Batteries have to be vented to the outside because they can produce hydrogen gas when charging. A few 5mm holes in the floor are fine according to the engineer. These batteries are good quality and are almost guaranteed not to do it. Best to be safe though! They also need to be locked down with a strong bracket (see the one on the right) and sealed so they won't leak to the inside of the caravan.

Don't ask me about wiring, I don't know. I would suggest getting wired in by an auto-elec if you don't know about this stuff. 

Regulator on the right, alternator charger on the left (not wired in yet). There is a big fuse wired in somewhere and a temp monitor too. These are protective devices to save the equipment in extreme conditions or if there is a surge. 
I may get a 240 charger at some stage and add a port to the outside... depending on if we find we need to or not. Also, I may get an inverter. At this stage, we are not planning to have one though.

Here is the remote solar monitor. You can also see the cords above the door, There ended up being more than this lot though!

Hidden by a padded head bumper thingo I made. The light under it runs on the bus' internal lighting system.

Spaghetti. This all comes into a pantry type cupboard behind my passenger seat. That circular thing on the right is a speaker. The square on the left is the monitor. The door has the switchboard set into it. 
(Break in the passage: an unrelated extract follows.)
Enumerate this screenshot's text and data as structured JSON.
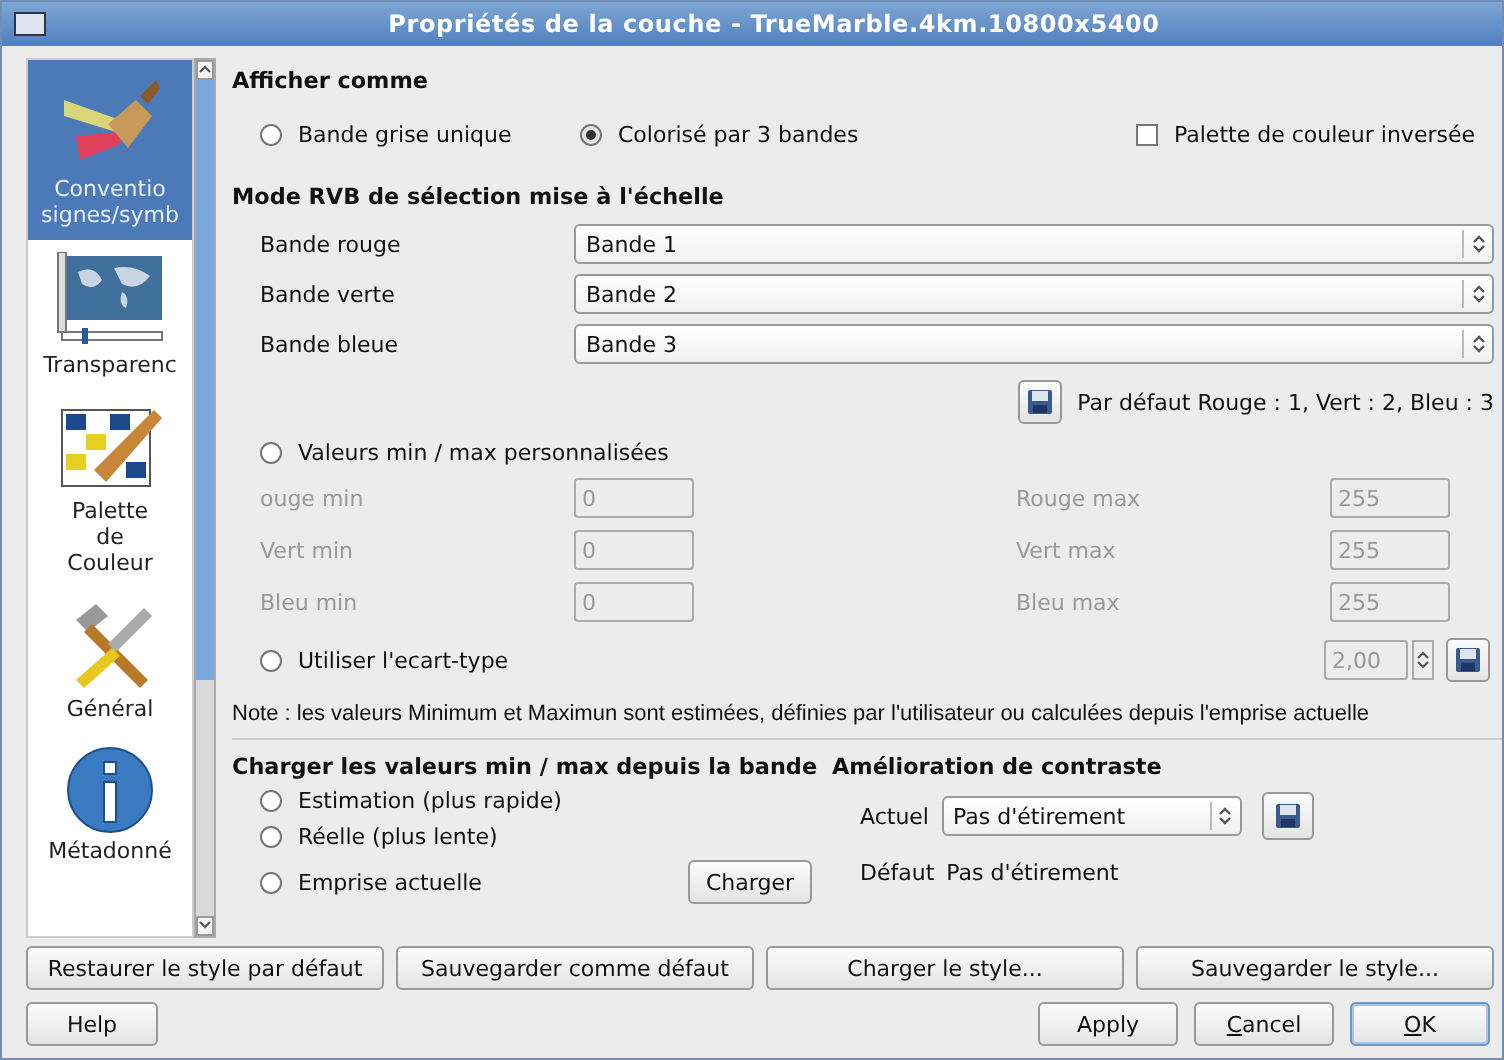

Wiring in progress. You can see the bus bars and circuit breaker on the right hand side of the cabinet. The switch board also has a fuse for each switch. Don't forget to write everything down as you wire stuff in. I've made a wiring chart to save the frustration in later years if we need to work on the wiring again. I've laminated it and will stick it in the back of the cupboard.

As you can see, there is still space for other stuff to be added later. We are considering an outdoor ciga port for an additional fridge/freezer.

Somehow the spaghetti has been tamed!

Switches with the cover off, you can see the fuses. 

Time to test it out!

The fridge is working. Awesome. 

The outdoor light works!

And this one!

Bathroom is all good!

Lots of light for the kitchenette.

Bead head lights are good too!

Lets just switch them all on.

Glow in the dark. I'm pretty happy with that!